**Instructions to follow**
From the entries below, copy out all lines holding "time".

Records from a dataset

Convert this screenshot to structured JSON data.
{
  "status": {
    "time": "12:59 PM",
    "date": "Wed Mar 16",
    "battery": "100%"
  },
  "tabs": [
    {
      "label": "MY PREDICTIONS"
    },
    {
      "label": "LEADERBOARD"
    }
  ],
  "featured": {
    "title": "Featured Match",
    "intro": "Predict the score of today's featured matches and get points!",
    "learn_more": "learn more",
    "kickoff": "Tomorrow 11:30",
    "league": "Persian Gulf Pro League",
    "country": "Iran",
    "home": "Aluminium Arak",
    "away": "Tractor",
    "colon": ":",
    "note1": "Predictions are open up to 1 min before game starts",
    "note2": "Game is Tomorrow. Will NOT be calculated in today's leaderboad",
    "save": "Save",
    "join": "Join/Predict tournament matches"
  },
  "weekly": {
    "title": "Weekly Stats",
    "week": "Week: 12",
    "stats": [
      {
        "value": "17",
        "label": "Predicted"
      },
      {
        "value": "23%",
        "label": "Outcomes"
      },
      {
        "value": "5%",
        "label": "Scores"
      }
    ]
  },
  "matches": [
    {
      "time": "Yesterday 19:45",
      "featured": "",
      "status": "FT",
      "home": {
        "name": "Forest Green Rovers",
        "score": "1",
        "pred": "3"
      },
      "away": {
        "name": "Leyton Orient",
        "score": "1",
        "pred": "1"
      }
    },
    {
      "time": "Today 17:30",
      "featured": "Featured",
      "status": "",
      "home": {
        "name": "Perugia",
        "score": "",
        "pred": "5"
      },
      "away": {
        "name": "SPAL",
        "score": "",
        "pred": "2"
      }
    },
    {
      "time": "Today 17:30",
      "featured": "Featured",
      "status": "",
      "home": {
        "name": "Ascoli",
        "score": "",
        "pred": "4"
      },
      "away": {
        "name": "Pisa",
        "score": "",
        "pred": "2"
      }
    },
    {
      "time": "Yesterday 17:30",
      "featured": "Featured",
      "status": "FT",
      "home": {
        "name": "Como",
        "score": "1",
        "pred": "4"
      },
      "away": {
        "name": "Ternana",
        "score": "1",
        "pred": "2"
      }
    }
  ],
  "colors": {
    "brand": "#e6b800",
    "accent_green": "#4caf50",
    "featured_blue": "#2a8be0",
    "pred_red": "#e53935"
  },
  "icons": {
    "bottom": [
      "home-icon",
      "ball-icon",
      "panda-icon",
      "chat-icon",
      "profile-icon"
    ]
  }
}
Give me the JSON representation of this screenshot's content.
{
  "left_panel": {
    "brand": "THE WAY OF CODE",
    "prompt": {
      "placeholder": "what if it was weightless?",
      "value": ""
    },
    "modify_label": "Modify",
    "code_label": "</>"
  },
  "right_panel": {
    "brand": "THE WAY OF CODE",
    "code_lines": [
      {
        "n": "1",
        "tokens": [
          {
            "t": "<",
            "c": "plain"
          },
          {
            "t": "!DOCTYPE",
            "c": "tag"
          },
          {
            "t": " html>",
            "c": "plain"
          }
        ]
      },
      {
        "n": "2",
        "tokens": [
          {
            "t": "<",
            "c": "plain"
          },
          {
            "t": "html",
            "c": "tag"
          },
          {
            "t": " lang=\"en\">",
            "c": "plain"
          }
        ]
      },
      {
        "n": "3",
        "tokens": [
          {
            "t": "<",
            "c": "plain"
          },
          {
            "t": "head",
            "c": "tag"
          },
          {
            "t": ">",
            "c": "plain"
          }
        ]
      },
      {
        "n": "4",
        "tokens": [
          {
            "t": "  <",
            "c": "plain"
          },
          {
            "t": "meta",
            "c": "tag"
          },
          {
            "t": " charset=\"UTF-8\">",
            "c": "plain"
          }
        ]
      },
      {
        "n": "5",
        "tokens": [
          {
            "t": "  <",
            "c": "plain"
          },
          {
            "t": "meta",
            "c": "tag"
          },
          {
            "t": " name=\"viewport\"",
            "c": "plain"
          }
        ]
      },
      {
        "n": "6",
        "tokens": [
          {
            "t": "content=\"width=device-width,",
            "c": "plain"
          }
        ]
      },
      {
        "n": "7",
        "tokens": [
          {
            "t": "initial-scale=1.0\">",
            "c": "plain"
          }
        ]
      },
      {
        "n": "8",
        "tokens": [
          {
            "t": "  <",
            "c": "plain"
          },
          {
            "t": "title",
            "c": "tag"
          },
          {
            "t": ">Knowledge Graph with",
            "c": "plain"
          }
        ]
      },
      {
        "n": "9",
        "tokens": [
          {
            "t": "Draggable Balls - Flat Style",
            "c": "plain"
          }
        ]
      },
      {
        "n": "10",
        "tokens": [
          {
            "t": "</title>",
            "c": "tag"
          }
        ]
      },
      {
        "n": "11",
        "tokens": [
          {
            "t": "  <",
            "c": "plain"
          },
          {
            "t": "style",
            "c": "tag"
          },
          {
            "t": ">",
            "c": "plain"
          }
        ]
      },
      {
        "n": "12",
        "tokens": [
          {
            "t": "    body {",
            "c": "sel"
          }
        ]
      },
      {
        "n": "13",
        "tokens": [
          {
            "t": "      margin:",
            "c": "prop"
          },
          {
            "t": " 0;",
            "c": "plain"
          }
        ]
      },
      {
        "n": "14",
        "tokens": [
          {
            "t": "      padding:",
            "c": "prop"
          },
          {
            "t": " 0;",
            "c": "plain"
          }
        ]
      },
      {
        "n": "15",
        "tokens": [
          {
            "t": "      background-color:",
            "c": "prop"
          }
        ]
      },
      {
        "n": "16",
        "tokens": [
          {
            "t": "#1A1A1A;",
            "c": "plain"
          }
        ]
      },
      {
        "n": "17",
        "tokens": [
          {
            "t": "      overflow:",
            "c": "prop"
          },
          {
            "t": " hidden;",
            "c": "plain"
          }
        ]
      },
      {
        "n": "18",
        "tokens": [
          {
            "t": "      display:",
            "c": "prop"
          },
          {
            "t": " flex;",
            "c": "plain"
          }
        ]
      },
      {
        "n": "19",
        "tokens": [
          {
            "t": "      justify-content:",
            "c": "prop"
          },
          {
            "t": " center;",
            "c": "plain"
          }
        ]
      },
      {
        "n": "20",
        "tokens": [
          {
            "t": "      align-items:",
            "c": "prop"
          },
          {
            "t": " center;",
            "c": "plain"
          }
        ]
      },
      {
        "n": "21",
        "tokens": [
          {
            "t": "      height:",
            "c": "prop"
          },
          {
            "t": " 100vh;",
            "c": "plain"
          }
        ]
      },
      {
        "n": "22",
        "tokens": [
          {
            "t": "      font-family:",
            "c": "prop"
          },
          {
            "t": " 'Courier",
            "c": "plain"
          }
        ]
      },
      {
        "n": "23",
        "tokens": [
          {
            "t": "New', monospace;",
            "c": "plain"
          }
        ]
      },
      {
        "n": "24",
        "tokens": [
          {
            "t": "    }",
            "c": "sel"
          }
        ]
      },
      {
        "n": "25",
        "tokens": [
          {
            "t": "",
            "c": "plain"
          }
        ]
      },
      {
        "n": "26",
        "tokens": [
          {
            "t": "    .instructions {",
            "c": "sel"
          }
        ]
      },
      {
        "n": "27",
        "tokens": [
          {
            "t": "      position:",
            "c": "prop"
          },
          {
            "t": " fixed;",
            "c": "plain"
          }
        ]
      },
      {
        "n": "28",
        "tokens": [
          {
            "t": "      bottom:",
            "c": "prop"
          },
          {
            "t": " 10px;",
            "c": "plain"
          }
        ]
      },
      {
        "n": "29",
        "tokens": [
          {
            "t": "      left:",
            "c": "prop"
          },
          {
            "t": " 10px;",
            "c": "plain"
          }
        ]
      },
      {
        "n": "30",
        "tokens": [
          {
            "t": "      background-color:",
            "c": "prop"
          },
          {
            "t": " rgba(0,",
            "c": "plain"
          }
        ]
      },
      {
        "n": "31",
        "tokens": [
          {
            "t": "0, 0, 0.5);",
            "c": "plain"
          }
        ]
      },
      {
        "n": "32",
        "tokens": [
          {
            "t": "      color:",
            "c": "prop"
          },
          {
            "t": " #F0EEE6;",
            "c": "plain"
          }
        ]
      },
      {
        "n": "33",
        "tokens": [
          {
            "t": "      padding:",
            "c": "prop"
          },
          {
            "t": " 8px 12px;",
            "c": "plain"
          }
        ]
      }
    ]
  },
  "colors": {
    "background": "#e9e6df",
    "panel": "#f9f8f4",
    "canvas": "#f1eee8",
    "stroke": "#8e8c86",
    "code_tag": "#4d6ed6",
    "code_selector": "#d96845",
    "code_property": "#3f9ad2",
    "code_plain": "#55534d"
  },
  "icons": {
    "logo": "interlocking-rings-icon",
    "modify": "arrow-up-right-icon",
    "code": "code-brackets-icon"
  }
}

**Completed task**
    "time": "12:59 PM",
      "time": "Yesterday 19:45",
      "time": "Today 17:30",
      "time": "Today 17:30",
      "time": "Yesterday 17:30",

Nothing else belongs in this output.